Today's poem

Thomas Tusser (1524-1580) was an English poet and farmer. He wrote a long piece of work comprising simple rhyming couplets entitled Five Hundred Points of Good Husbandry (A Hundreth Good Pointes of Husbandrie). Last December I read stanzas (42-45) of Christmas, enjoyed them, and knew the year-round agricultural manners in his community in the 16th century from his work. In a part of January, there's a preparation for spring. I recall verses on farming such as a poem ‘After Apple-Picking' by Robert Frost, a sequence of haikus ‘The Organic Farming Calendar’ by Hilary Menos, and Kenji Miyazawa (宮沢 賢治).  
Selected Poems
     January.  by Thomas Tusser
            (from Project Gutenberg) 

46. When Christmas is done, kepe not Christmas time still: 
       be mindefull of rering, and loth for to kill. 
       For then, what thou rerist thou nede not to dout: 
       will double thy gaine, ere the yere come about.  

47. Be gredy to spende all, and careles to saue: 
      and shortly be nedy, and redy to craue. 
      be wilfull to kill, and vnskilfull to store: 
      and sone giue vp houskeping, longe any more.  

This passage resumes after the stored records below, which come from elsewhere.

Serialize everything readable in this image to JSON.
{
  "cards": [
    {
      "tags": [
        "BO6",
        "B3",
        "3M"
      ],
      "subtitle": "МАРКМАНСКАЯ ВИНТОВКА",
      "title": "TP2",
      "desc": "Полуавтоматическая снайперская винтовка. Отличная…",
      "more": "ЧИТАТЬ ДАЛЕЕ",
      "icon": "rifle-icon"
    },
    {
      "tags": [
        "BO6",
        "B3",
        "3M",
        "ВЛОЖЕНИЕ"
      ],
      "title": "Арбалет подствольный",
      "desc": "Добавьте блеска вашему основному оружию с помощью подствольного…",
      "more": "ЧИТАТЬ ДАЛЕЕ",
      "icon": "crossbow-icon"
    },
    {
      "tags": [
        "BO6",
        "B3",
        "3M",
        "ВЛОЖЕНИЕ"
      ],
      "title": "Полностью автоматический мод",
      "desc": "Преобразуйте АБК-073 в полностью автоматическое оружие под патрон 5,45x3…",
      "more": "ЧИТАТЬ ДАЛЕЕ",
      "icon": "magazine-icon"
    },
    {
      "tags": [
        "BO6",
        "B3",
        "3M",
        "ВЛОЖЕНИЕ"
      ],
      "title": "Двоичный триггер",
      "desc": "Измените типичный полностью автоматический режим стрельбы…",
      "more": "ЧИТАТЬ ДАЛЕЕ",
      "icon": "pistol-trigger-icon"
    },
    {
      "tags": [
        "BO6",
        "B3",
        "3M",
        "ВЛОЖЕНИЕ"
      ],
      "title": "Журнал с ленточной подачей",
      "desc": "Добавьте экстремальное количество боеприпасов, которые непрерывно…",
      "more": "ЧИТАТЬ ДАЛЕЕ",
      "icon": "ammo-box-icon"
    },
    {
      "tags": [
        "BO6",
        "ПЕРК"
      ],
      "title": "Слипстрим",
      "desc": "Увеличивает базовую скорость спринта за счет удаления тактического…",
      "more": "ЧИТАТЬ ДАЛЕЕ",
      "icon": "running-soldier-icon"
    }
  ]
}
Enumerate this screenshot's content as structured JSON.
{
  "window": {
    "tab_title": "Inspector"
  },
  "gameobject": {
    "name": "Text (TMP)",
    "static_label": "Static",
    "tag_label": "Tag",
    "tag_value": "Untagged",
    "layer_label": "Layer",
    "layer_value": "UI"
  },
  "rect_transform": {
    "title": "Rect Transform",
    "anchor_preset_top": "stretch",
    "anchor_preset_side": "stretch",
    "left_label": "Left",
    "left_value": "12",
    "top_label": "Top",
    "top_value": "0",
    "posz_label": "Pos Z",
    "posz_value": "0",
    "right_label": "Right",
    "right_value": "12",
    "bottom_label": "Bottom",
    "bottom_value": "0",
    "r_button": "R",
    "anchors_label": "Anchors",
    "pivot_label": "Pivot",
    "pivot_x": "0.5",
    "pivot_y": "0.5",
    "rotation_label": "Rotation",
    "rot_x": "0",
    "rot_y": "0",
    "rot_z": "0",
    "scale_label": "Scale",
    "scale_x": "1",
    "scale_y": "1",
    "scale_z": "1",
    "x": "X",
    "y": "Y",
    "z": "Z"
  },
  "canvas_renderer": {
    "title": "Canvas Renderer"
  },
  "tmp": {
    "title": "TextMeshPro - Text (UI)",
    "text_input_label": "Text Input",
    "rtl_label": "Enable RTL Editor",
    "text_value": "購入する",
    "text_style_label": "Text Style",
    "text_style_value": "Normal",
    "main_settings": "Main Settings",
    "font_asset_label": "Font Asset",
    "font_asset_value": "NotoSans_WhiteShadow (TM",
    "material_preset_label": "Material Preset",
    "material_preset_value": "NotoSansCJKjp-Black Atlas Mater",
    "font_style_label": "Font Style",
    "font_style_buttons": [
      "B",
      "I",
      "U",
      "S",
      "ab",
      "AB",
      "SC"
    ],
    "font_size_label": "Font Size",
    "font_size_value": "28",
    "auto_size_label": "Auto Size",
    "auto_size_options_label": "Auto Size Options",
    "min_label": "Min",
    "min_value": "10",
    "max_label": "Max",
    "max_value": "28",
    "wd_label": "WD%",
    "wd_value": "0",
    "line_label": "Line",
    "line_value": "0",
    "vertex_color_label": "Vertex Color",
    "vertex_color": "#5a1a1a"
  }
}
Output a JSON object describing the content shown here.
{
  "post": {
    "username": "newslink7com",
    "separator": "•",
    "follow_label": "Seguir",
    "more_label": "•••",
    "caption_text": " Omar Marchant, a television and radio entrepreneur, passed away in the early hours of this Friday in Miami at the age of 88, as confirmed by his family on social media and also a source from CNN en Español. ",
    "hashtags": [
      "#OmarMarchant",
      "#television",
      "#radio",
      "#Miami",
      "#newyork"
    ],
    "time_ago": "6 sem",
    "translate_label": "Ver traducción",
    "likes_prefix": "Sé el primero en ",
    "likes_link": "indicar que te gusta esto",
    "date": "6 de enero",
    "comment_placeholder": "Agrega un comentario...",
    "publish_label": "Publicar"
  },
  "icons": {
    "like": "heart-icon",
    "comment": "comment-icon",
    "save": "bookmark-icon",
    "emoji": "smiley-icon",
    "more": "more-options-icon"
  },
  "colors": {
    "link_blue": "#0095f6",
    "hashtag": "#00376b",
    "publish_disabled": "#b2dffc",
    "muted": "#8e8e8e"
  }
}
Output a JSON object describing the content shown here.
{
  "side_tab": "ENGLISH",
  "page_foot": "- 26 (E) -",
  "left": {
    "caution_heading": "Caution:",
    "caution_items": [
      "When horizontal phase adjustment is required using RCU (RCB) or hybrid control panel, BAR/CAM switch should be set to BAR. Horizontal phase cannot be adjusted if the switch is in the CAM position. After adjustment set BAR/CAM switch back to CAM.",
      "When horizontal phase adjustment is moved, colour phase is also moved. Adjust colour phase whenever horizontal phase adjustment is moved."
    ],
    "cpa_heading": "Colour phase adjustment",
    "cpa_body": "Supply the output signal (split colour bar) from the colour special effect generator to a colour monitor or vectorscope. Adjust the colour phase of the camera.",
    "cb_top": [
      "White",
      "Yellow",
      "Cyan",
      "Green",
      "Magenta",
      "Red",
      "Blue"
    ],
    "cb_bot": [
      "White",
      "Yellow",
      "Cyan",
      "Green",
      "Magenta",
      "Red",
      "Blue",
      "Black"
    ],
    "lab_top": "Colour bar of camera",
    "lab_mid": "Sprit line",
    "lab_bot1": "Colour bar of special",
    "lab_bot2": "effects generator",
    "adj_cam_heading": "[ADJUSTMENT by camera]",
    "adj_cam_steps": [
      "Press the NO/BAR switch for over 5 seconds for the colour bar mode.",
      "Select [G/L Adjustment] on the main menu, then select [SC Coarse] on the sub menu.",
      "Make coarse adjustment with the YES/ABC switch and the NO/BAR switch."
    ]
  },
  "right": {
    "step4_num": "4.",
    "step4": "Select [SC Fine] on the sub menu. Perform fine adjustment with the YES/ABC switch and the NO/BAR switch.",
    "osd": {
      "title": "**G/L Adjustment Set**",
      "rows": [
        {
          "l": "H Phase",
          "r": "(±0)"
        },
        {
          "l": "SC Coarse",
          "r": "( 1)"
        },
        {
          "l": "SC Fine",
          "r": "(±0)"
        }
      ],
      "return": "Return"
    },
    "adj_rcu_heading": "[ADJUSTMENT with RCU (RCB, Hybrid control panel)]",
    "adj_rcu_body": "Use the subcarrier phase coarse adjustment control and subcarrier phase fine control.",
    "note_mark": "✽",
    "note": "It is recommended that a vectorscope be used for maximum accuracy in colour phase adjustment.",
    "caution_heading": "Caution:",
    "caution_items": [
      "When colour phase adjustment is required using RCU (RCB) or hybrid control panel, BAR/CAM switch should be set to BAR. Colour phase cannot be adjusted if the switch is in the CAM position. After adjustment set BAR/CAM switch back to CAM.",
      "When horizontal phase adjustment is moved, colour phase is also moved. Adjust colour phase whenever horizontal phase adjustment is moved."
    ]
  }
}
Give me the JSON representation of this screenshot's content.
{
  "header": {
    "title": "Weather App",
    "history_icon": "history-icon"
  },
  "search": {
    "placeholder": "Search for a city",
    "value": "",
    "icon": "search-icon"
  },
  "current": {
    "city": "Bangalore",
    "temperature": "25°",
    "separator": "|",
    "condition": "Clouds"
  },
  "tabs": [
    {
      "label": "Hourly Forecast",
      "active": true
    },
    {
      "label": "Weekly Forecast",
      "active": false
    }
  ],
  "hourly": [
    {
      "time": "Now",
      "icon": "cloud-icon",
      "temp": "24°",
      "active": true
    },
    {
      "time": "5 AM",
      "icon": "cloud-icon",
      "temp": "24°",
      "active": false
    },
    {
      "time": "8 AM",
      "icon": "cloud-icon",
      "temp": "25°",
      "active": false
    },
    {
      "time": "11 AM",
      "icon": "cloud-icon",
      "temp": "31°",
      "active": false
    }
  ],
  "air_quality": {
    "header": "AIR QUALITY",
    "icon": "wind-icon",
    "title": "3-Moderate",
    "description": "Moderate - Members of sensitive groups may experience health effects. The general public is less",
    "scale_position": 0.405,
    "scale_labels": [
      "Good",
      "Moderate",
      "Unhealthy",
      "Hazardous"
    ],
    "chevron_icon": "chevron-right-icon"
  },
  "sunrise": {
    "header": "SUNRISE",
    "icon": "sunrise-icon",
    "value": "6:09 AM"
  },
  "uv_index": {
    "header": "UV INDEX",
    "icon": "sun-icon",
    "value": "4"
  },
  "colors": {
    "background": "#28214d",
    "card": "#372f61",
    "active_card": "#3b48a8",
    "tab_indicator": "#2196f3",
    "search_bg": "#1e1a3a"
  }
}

48. Thy calues then, that come betwene new yere and lent: 
      saue gladly for store, lest thou after repent. 
      For all thing at that time, that colde feleth some: 
      shall better beare colde, when the next winter come.  

49. Weane no time thy calfe, vnder xl daies olde: 
      and lay for to saue it, as thou sauest golde. 
      yet calues that doe fal, betwene change and the prime: 
      pas seldome to rere them, but kill them in time. 

50. For stores of thy swine, be thou carefull betwix: 
      of one sow at one time, rere seldome past six. 
      The fewe that she kepe, much the better shal bee: 
      of all thing, one good is worth steruelinges three.  

51. Geld vnder the dame, within fornight at least: 
      and saue both thy money, and life of the beast. 
      But gelde with the gelder, as many one doe: 
      and of halfe a dosen, go geld away two. 

52. Thy coltes for the sadle, geld yong to be light: 
      for cart doe not so, if thou iudgest a right. 
      Nor geld not, but when they be lusty and fat: 
      for there is a point, to be learned in that.  

53. Geld marefoles, but titts ere and nine dayes of age: 
      they die els of gelding, some gelders wil gage. 
      But marefoles, both likely of bulke and of bone: 
      kepe such to bring coltes, let their gelding alone.  

54. For gaining a trifle, sell neuer thy store: 
      for chaunsing on worse, then thine owne were before. 
      More larger of body, the better for brede: 
      more forward of growing, the better they spede.  

55. Thy sowes, great with fare, that come best for to rere: 
      loke dayly thou seest them, and count them full dere. 
      For that time, the losse of one fare of thy sowe: 
      is greater, then losse of two calues of thy kowe.  

56. A kow good of milk, big of bulke, hayle and sounde, 
      is yerely for profet, as good as a pounde. 
      And yet, by the yere haue I proued ere now: 
      as good to the purse, is a sow as a kow.  

57. Kepe one and kepe both, so thou maist if thou wilt: 
      then all shall be saued, and nothing be spilt. 
      Kepe two bease, and one sow, and liue at thine ease: 
      and no time for nede, bye thy meate but thou please.  

58. Who both by his calues, and his lambes will be knowne: 
      may well kill a neate, and a shepe of his owne. 
      And he, that will rere vp a pig in his house: 
      shall eate sweter bakon, and cheaper fed sowse.  

59. But eate vp thy veale, pig and lambe being froth: 
      and twise in a weeke, go to bed without broth. 
      As that man that pas not, but sell away sell: 
      shall neuer kepe good house, where euer he dwell.  

60. Spende none but thyne owne, howsoeuer thou spende: 
      nor haft not to god ward, for that he doth sende. 
      Tythe truly for al thing, let pas of the rest: 
      the iust man, his dealinges god prospereth best. 
61. In January, husbandes that powcheth the grotes: 
      will breake vp their lay, or be sowing of otes. 
      Sow Jauiuer Otes, and lay them by thy wheate; 
      in May, bye thy hay for thy cattel to eate.